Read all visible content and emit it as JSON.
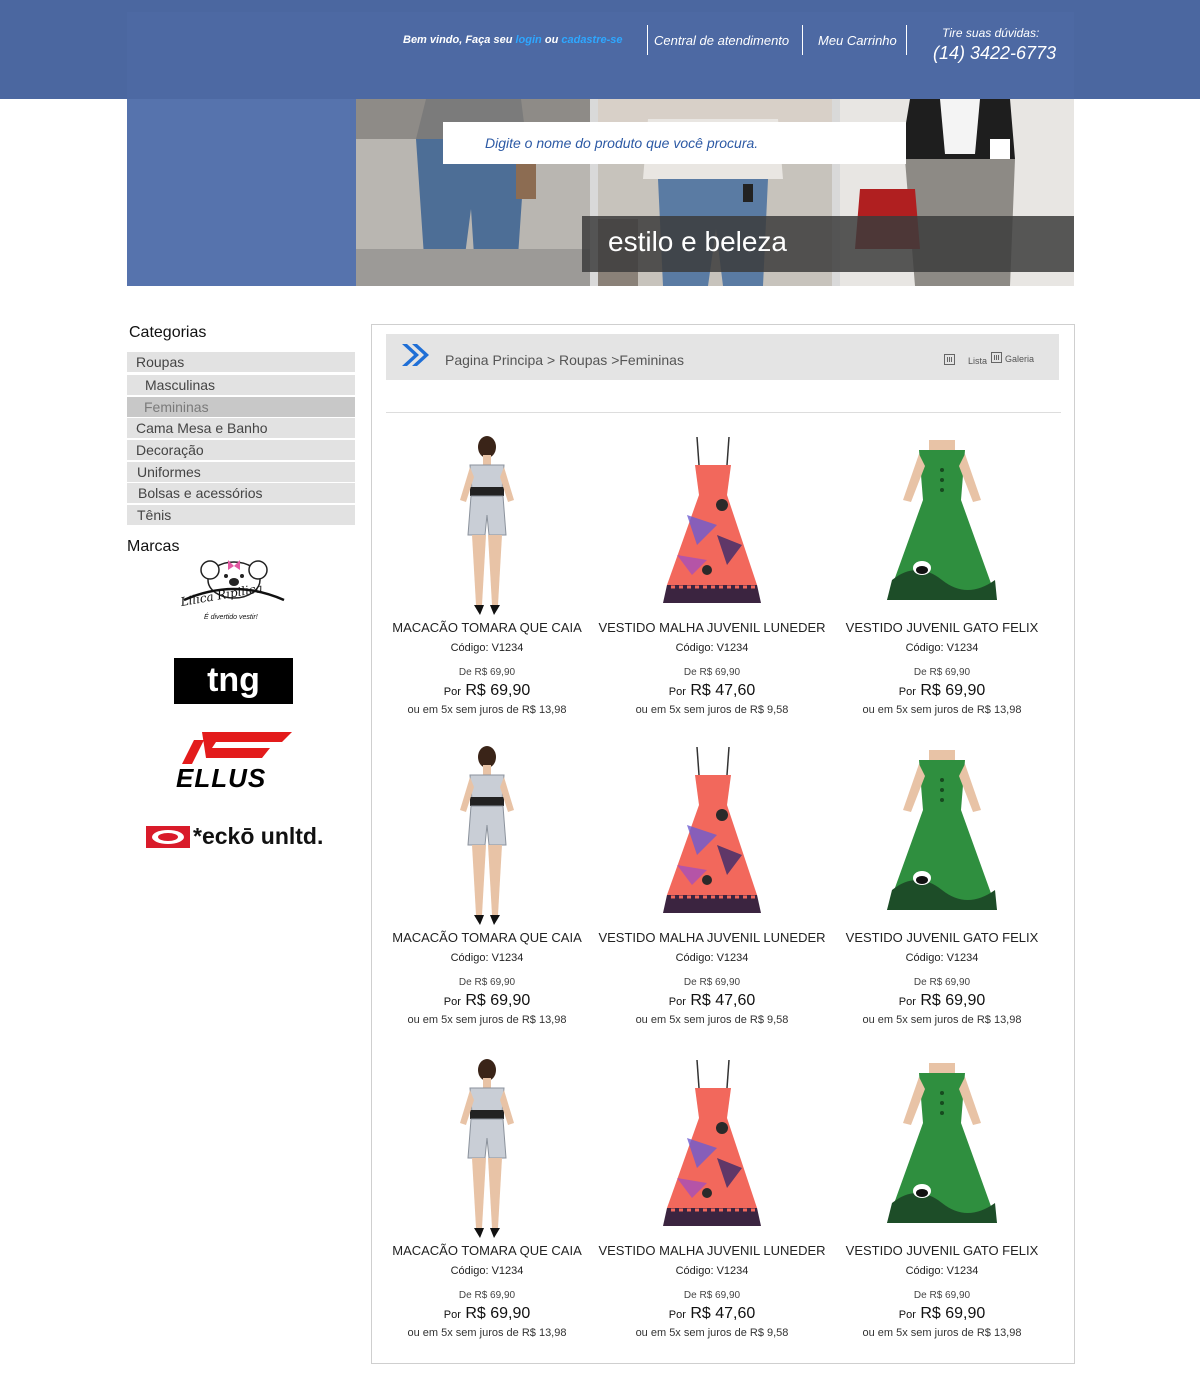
{
  "header": {
    "welcome_prefix": "Bem vindo, Faça seu",
    "login_label": "login",
    "or_label": "ou",
    "register_label": "cadastre-se",
    "support_label": "Central de atendimento",
    "cart_label": "Meu Carrinho",
    "phone_label": "Tire suas dúvidas:",
    "phone": "(14) 3422-6773"
  },
  "search": {
    "placeholder": "Digite o nome do produto que você procura."
  },
  "banner": {
    "slogan": "estilo e beleza"
  },
  "sidebar": {
    "categories_title": "Categorias",
    "categories": [
      {
        "label": "Roupas"
      },
      {
        "label": "Masculinas"
      },
      {
        "label": "Femininas"
      },
      {
        "label": "Cama Mesa e Banho"
      },
      {
        "label": "Decoração"
      },
      {
        "label": "Uniformes"
      },
      {
        "label": "Bolsas e acessórios"
      },
      {
        "label": "Tênis"
      }
    ],
    "brands_title": "Marcas",
    "brands": [
      {
        "name": "Lilica Ripilica",
        "tagline": "É divertido vestir!",
        "icon": "koala-logo"
      },
      {
        "name": "tng"
      },
      {
        "name": "ELLUS"
      },
      {
        "name": "*eckō unltd."
      }
    ]
  },
  "breadcrumb": {
    "home": "Pagina Principa",
    "sep": ">",
    "level1": "Roupas",
    "level2": "Femininas",
    "view_list": "Lista",
    "view_gallery": "Galeria"
  },
  "products": [
    {
      "name": "MACACÃO TOMARA QUE CAIA",
      "code": "Código: V1234",
      "old_price": "De R$ 69,90",
      "por": "Por",
      "price": "R$ 69,90",
      "installments": "ou em 5x sem juros de R$ 13,98",
      "kind": "romper"
    },
    {
      "name": "VESTIDO MALHA JUVENIL LUNEDER",
      "code": "Código: V1234",
      "old_price": "De R$ 69,90",
      "por": "Por",
      "price": "R$ 47,60",
      "installments": "ou em 5x sem juros de R$ 9,58",
      "kind": "pink-dress"
    },
    {
      "name": "VESTIDO JUVENIL GATO FELIX",
      "code": "Código: V1234",
      "old_price": "De R$ 69,90",
      "por": "Por",
      "price": "R$ 69,90",
      "installments": "ou em 5x sem juros de R$ 13,98",
      "kind": "green-dress"
    },
    {
      "name": "MACACÃO TOMARA QUE CAIA",
      "code": "Código: V1234",
      "old_price": "De R$ 69,90",
      "por": "Por",
      "price": "R$ 69,90",
      "installments": "ou em 5x sem juros de R$ 13,98",
      "kind": "romper"
    },
    {
      "name": "VESTIDO MALHA JUVENIL LUNEDER",
      "code": "Código: V1234",
      "old_price": "De R$ 69,90",
      "por": "Por",
      "price": "R$ 47,60",
      "installments": "ou em 5x sem juros de R$ 9,58",
      "kind": "pink-dress"
    },
    {
      "name": "VESTIDO JUVENIL GATO FELIX",
      "code": "Código: V1234",
      "old_price": "De R$ 69,90",
      "por": "Por",
      "price": "R$ 69,90",
      "installments": "ou em 5x sem juros de R$ 13,98",
      "kind": "green-dress"
    },
    {
      "name": "MACACÃO TOMARA QUE CAIA",
      "code": "Código: V1234",
      "old_price": "De R$ 69,90",
      "por": "Por",
      "price": "R$ 69,90",
      "installments": "ou em 5x sem juros de R$ 13,98",
      "kind": "romper"
    },
    {
      "name": "VESTIDO MALHA JUVENIL LUNEDER",
      "code": "Código: V1234",
      "old_price": "De R$ 69,90",
      "por": "Por",
      "price": "R$ 47,60",
      "installments": "ou em 5x sem juros de R$ 9,58",
      "kind": "pink-dress"
    },
    {
      "name": "VESTIDO JUVENIL GATO FELIX",
      "code": "Código: V1234",
      "old_price": "De R$ 69,90",
      "por": "Por",
      "price": "R$ 69,90",
      "installments": "ou em 5x sem juros de R$ 13,98",
      "kind": "green-dress"
    }
  ],
  "colors": {
    "header_blue": "#4d69a3",
    "link_blue": "#2ea7ff",
    "arrow_blue": "#1f6fd6"
  }
}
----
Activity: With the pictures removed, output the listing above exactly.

Result of this exercise:
Read all visible content and emit it as JSON.
{
  "header": {
    "welcome_prefix": "Bem vindo, Faça seu",
    "login_label": "login",
    "or_label": "ou",
    "register_label": "cadastre-se",
    "support_label": "Central de atendimento",
    "cart_label": "Meu Carrinho",
    "phone_label": "Tire suas dúvidas:",
    "phone": "(14) 3422-6773"
  },
  "search": {
    "placeholder": "Digite o nome do produto que você procura."
  },
  "banner": {
    "slogan": "estilo e beleza"
  },
  "sidebar": {
    "categories_title": "Categorias",
    "categories": [
      {
        "label": "Roupas"
      },
      {
        "label": "Masculinas"
      },
      {
        "label": "Femininas"
      },
      {
        "label": "Cama Mesa e Banho"
      },
      {
        "label": "Decoração"
      },
      {
        "label": "Uniformes"
      },
      {
        "label": "Bolsas e acessórios"
      },
      {
        "label": "Tênis"
      }
    ],
    "brands_title": "Marcas",
    "brands": [
      {
        "name": "Lilica Ripilica",
        "tagline": "É divertido vestir!",
        "icon": "koala-logo"
      },
      {
        "name": "tng"
      },
      {
        "name": "ELLUS"
      },
      {
        "name": "*eckō unltd."
      }
    ]
  },
  "breadcrumb": {
    "home": "Pagina Principa",
    "sep": ">",
    "level1": "Roupas",
    "level2": "Femininas",
    "view_list": "Lista",
    "view_gallery": "Galeria"
  },
  "products": [
    {
      "name": "MACACÃO TOMARA QUE CAIA",
      "code": "Código: V1234",
      "old_price": "De R$ 69,90",
      "por": "Por",
      "price": "R$ 69,90",
      "installments": "ou em 5x sem juros de R$ 13,98",
      "kind": "romper"
    },
    {
      "name": "VESTIDO MALHA JUVENIL LUNEDER",
      "code": "Código: V1234",
      "old_price": "De R$ 69,90",
      "por": "Por",
      "price": "R$ 47,60",
      "installments": "ou em 5x sem juros de R$ 9,58",
      "kind": "pink-dress"
    },
    {
      "name": "VESTIDO JUVENIL GATO FELIX",
      "code": "Código: V1234",
      "old_price": "De R$ 69,90",
      "por": "Por",
      "price": "R$ 69,90",
      "installments": "ou em 5x sem juros de R$ 13,98",
      "kind": "green-dress"
    },
    {
      "name": "MACACÃO TOMARA QUE CAIA",
      "code": "Código: V1234",
      "old_price": "De R$ 69,90",
      "por": "Por",
      "price": "R$ 69,90",
      "installments": "ou em 5x sem juros de R$ 13,98",
      "kind": "romper"
    },
    {
      "name": "VESTIDO MALHA JUVENIL LUNEDER",
      "code": "Código: V1234",
      "old_price": "De R$ 69,90",
      "por": "Por",
      "price": "R$ 47,60",
      "installments": "ou em 5x sem juros de R$ 9,58",
      "kind": "pink-dress"
    },
    {
      "name": "VESTIDO JUVENIL GATO FELIX",
      "code": "Código: V1234",
      "old_price": "De R$ 69,90",
      "por": "Por",
      "price": "R$ 69,90",
      "installments": "ou em 5x sem juros de R$ 13,98",
      "kind": "green-dress"
    },
    {
      "name": "MACACÃO TOMARA QUE CAIA",
      "code": "Código: V1234",
      "old_price": "De R$ 69,90",
      "por": "Por",
      "price": "R$ 69,90",
      "installments": "ou em 5x sem juros de R$ 13,98",
      "kind": "romper"
    },
    {
      "name": "VESTIDO MALHA JUVENIL LUNEDER",
      "code": "Código: V1234",
      "old_price": "De R$ 69,90",
      "por": "Por",
      "price": "R$ 47,60",
      "installments": "ou em 5x sem juros de R$ 9,58",
      "kind": "pink-dress"
    },
    {
      "name": "VESTIDO JUVENIL GATO FELIX",
      "code": "Código: V1234",
      "old_price": "De R$ 69,90",
      "por": "Por",
      "price": "R$ 69,90",
      "installments": "ou em 5x sem juros de R$ 13,98",
      "kind": "green-dress"
    }
  ],
  "colors": {
    "header_blue": "#4d69a3",
    "link_blue": "#2ea7ff",
    "arrow_blue": "#1f6fd6"
  }
}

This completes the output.